Water Ministry official attributes phenomenon to declining water available from Tigris, Euphrates
Iraq’s subterranean water reserves have fallen by four billion cubic meters since the beginning of the year, according to an Iraqi official.
Speaking to Anadolu Agency, Zafer Abdullah, an adviser to Iraq’s Water Resources Ministry, attributed the shrinking reserves to declining amounts of water available from the country’s two main rivers.
Declining reserves, however, would not affect access to drinking water, he said.
According to ministry figures released in June, the country’s total subterranean water reserves currently stand at some 17 billion cubic meters.
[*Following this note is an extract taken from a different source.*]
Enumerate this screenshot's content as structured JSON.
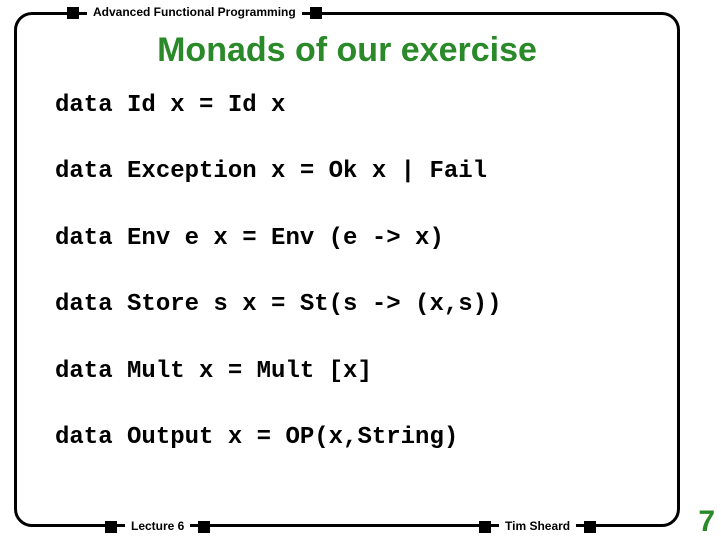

The decline has led the Agriculture Ministry to reduce the amount of land under cultivation during the current winter season by 55 percent.
In June, the Iraqi authorities banned farmers from sowing eight summer crops — including such staples as rice, maize and cotton — ostensibly due to the water crisis.
Iraq has seen a steady decline in water drawn from the Tigris and Euphrates rivers — two of its main sources of water — due to a recent lack of rainfall.
Reporting by Ali Jawad:Writing by Ali H. M.Abo Rezeg